The winner of this year’s Landscape Photographer of the Year contest, photographer David Byrne, has been disqualified and stripped of his title for violating contest rules regarding digital manipulation. His winning image, titled “Lindisfarne Boats” and shown above, is a black-and-white photo showing beached fishing boats with Lindisfarne Castle in the background.
Recently, a friend and photographer Ben Jacobsen of Ben Jacobsen Photo got his work into a third gallery. One of the gallery owners asked him “Is your work Photoshopped?” This is also a popular question often asked at Art Fairs and Photography exhibits. Why is this question relevant to some viewers? If you are asking this, do you know what Photoshopping means? Better yet, What does that word mean to you, and what is it that you are asking?
Jonathon Keats of Forbes has a great piece discussing truth in photography and Joel Sternfeld’s 1978 photo of a fireman shopping for pumpkins as a house burns in the background:
Sternfeld recognizes the passive-aggressive coerciveness of pictures, and enlists their manipulative power. “You take 35 degrees out of 360 degrees and call it a photo,” he told the Guardian in a 2004 interview. “No individual photo explains anything. That’s what makes photography such a wonderful and problematic medium.”
[...] A century ago, anything a camera captured was widely accepted as fact. Today every image is presumed to be contrived. We’re wary of underhanded propaganda and attuned to journalistic perspective. Yet as concerned as we’ve become about pictures, we remain all too confident about our unmediated vision, which is also inherently selective, limited by when and where we’re looking. Sternfeld’s pictures remind us that, like a camera, our eyes are essentially passive. Like photography, observation is an act of authorship.
Here’s a Calvin and Hobbes comic exploring the exact same issue.
Do Not Trust This Joel Sternfeld Photograph [Forbes via POTB]
Image credit: Photograph by Joel Sternfeld
People often say that, for whatever reason, dogs often look like their owners. 27-year-old Swiss photographer Sebastian Magnani has been attracting a good deal of worldwide attention lately for his photo project that takes that idea to the next level. Titled Underdogs, the series of photos features portraits showing dog faces carefully Photoshopped onto the bodies of their owners.

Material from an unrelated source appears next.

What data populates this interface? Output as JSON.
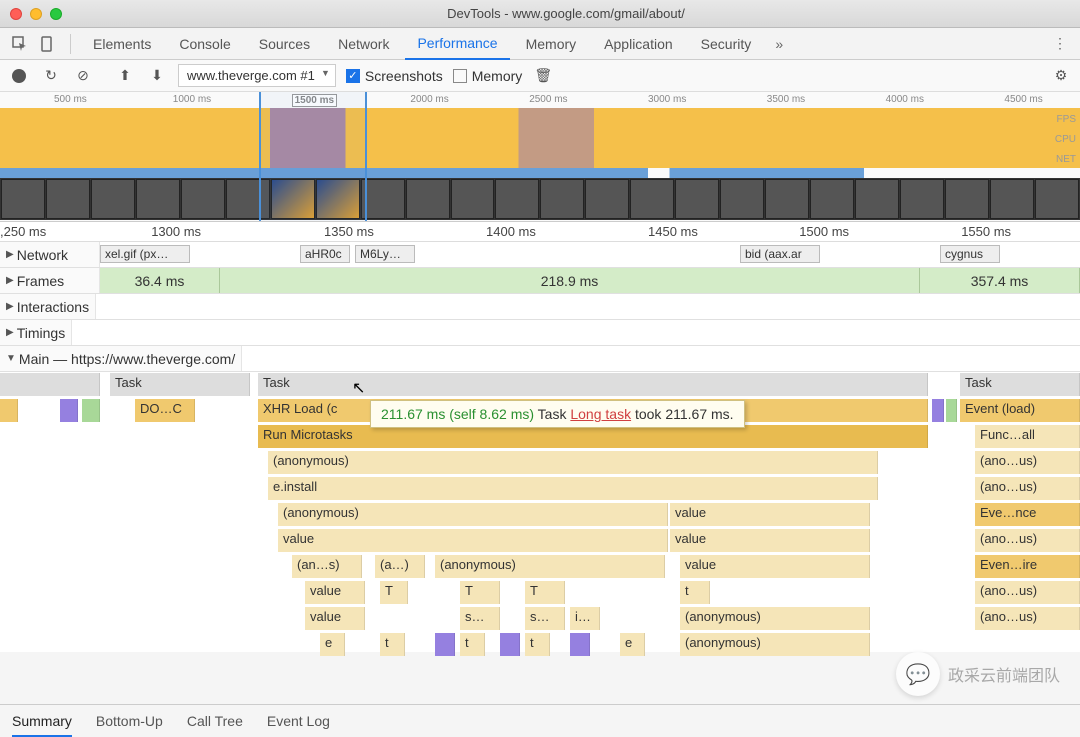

Earlier this year, we wrote about a new company called Fourandsix (pronounced “forensics”), a collaboration between a former Photoshop product manager and a professor who’s an expert in digital forensics. The goal of the new startup was to build powerful tools that would make detecting digital photo manipulation easy. Well, the first Fourandsix product is now available.
Called FourMatch, it’s an extension for Photoshop CS5/CS6 that “instantly distinguishes unmodified digital camera files from those that may have been edited.”
Photographs of of Syria these days are filled with grim sights of pain and suffering. One Austrian newspaper apparently decided that the photos weren’t grim enough. Kronen Zeitung, Austria’s largest newspaper boasting ~3 million readers, published a photo this past weekend (top) showing a couple stepping through the rubble of a destroyed building complex with their child wrapped in a blanket. A powerful image… but completely fabricated. The original photo (bottom) published by the European Pressphoto Agency two days earlier shows a completely different scene.
(via Gianluca Wallisch via Foto Actualidad)
Image credits: Photographs by Gianluca Wallisch and the EPA